Plan fiduciaries are personally liable for losses caused by their breaches of any of the fiduciary responsibilities, obligations, or duties imposed by ERISA. Additionally, plan fiduciaries may be liable for breaches of fiduciary responsibility committed by other fiduciaries, including directed trustees.

In most qualified plans, a mutual fund company, insurance company, or stockbroker has actual custody of the plan assets.

The rest of this article is only available to active members of Questia

Sign up now for a free, 1-day trial and receive full access to:

  • Questia's entire collection
  • Automatic bibliography creation
  • More helpful research tools like notes, citations, and highlights
  • Ad-free environment

Already a member?
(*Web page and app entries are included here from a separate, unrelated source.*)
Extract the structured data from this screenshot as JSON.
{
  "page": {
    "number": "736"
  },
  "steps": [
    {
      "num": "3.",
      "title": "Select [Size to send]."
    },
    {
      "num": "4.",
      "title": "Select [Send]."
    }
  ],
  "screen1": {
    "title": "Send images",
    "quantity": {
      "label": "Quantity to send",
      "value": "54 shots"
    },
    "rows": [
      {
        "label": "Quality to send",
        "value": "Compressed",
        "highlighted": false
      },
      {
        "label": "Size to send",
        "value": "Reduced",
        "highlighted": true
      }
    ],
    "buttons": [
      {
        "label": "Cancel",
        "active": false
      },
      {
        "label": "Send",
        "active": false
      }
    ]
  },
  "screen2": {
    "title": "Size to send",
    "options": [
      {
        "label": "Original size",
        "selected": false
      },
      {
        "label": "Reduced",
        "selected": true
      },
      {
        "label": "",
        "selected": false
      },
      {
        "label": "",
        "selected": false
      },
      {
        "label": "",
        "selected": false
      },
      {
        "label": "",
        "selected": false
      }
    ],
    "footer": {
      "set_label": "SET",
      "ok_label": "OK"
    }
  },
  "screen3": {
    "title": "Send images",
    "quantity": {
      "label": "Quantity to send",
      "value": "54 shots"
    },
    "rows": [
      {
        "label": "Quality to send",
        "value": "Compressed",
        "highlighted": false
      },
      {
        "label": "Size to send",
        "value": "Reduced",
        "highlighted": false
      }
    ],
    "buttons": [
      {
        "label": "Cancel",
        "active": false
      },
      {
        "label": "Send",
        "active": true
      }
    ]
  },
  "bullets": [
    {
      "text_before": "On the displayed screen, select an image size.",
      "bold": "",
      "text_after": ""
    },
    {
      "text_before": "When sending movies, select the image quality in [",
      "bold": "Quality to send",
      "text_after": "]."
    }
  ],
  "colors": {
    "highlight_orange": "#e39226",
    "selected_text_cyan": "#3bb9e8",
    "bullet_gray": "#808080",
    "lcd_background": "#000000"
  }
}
Log in now.

Notes for this article

Add a new note
If you are trying to select text to create highlights or citations, remember that you must now click or tap on the first word, and then click or tap on the last word.
One moment ...
Project items

Items saved from this article
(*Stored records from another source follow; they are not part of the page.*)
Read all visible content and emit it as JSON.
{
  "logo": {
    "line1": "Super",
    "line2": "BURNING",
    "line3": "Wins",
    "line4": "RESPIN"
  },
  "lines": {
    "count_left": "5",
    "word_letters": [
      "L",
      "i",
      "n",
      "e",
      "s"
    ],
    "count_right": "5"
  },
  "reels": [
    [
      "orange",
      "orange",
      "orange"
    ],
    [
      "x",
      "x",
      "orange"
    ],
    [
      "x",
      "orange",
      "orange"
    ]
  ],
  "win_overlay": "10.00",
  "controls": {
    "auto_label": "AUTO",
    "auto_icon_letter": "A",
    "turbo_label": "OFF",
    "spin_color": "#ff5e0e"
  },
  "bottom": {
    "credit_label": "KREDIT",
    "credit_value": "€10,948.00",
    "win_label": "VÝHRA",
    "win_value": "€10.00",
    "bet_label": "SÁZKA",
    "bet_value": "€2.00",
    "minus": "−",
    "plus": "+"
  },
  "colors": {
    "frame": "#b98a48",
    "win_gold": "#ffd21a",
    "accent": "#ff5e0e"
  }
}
This article has been saved
Highlights (0)
Some of your highlights are legacy items.

Highlights saved before July 30, 2012 will not be displayed on their respective source pages.

You can easily re-create the highlights by opening the book page or article, selecting the text, and clicking “Highlight.”
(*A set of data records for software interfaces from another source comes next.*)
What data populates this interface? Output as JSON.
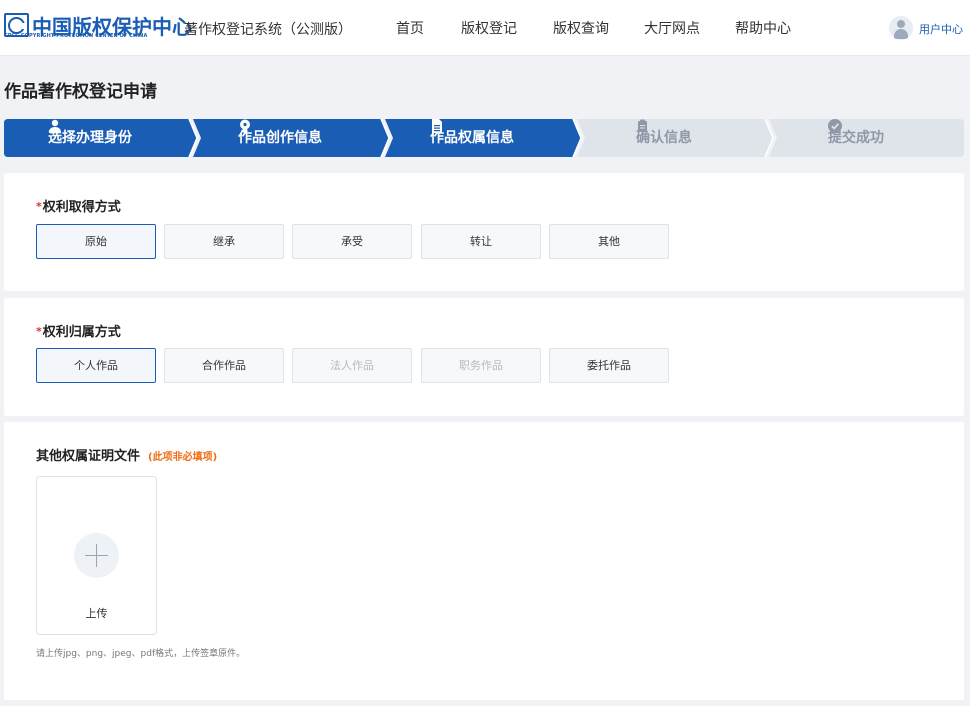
{
  "header": {
    "logo_name": "中国版权保护中心",
    "logo_subtitle": "CPCC  COPYRIGHT PROTECTION CENTER OF CHINA",
    "system_title": "著作权登记系统（公测版）",
    "nav": [
      "首页",
      "版权登记",
      "版权查询",
      "大厅网点",
      "帮助中心"
    ],
    "user_label": "用户中心"
  },
  "page_title": "作品著作权登记申请",
  "steps": [
    {
      "label": "选择办理身份",
      "icon": "user-icon",
      "state": "done"
    },
    {
      "label": "作品创作信息",
      "icon": "lightbulb-icon",
      "state": "done"
    },
    {
      "label": "作品权属信息",
      "icon": "document-icon",
      "state": "current"
    },
    {
      "label": "确认信息",
      "icon": "clipboard-icon",
      "state": "pending"
    },
    {
      "label": "提交成功",
      "icon": "check-circle-icon",
      "state": "pending"
    }
  ],
  "rights_acquisition": {
    "label": "权利取得方式",
    "required": "*",
    "options": [
      "原始",
      "继承",
      "承受",
      "转让",
      "其他"
    ],
    "selected": "原始"
  },
  "rights_ownership": {
    "label": "权利归属方式",
    "required": "*",
    "options": [
      "个人作品",
      "合作作品",
      "法人作品",
      "职务作品",
      "委托作品"
    ],
    "selected": "个人作品",
    "disabled": [
      "法人作品",
      "职务作品"
    ]
  },
  "proof_files": {
    "label": "其他权属证明文件",
    "optional_note": "(此项非必填项)",
    "upload_label": "上传",
    "hint": "请上传jpg、png、jpeg、pdf格式，上传签章原件。"
  },
  "colors": {
    "primary": "#1a5db4",
    "step_active": "#1a5db4",
    "step_inactive": "#dfe4ea",
    "required": "#e0302d",
    "optional_note": "#f06b12"
  }
}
Citations (0)
Some of your citations are legacy items.

Any citation created before July 30, 2012 will labeled as a “Cited page.” New citations will be saved as cited passages, pages or articles.

We also added the ability to view new citations from your projects or the book or article where you created them.

Notes (0)
Bookmarks (0)

You have no saved items from this article

Project items include:
  • Saved book/article
  • Highlights
  • Quotes/citations
  • Notes
  • Bookmarks
Notes
Cite this article

Cited article

Style
Citations are available only to our active members.
Sign up now to cite pages or passages in MLA, APA and Chicago citation styles.

(Einhorn, 1992, p. 25)

(Einhorn 25)

1

1. Lois J. Einhorn, Abraham Lincoln, the Orator: Penetrating the Lincoln Legend (Westport, CT: Greenwood Press, 1992), 25, http://www.questia.com/read/27419298.

Cited article

Corporate Trusteeship: A Fiduciary Analysis
Settings

Settings

Typeface
Text size Smaller Larger
Search within

Search within this article

Look up

Look up a word

  • Dictionary
  • Thesaurus
Please submit a word or phrase above.
Print this page

Print this page

Why can't I print more than one page at a time?

While we understand printed pages are helpful to our users, this limitation is necessary to help protect our publishers' copyrighted material and prevent its unlawful distribution. We are sorry for any inconvenience.
Full screen

matching results for page

Cited passage

Style
Citations are available only to our active members.
Sign up now to cite pages or passages in MLA, APA and Chicago citation styles.

"Portraying himself as an honest, ordinary person helped Lincoln identify with his audiences." (Einhorn, 1992, p. 25).

"Portraying himself as an honest, ordinary person helped Lincoln identify with his audiences." (Einhorn 25)

"Portraying himself as an honest, ordinary person helped Lincoln identify with his audiences."1

1. Lois J. Einhorn, Abraham Lincoln, the Orator: Penetrating the Lincoln Legend (Westport, CT: Greenwood Press, 1992), 25, http://www.questia.com/read/27419298.

Cited passage

Welcome to the new Questia Reader

The Questia Reader has been updated to provide you with an even better online reading experience.  It is now 100% Responsive, which means you can read our books and articles on any sized device you wish.  All of your favorite tools like notes, highlights, and citations are still here, but the way you select text has been updated to be easier to use, especially on touchscreen devices.  Here's how:

1. Click or tap the first word you want to select.
2. Click or tap the last word you want to select.

OK, got it!

Thanks for trying Questia!

Please continue trying out our research tools, but please note, full functionality is available only to our active members.

Your work will be lost once you leave this Web page.

For full access in an ad-free environment, sign up now for a FREE, 1-day trial.

Already a member? Log in now.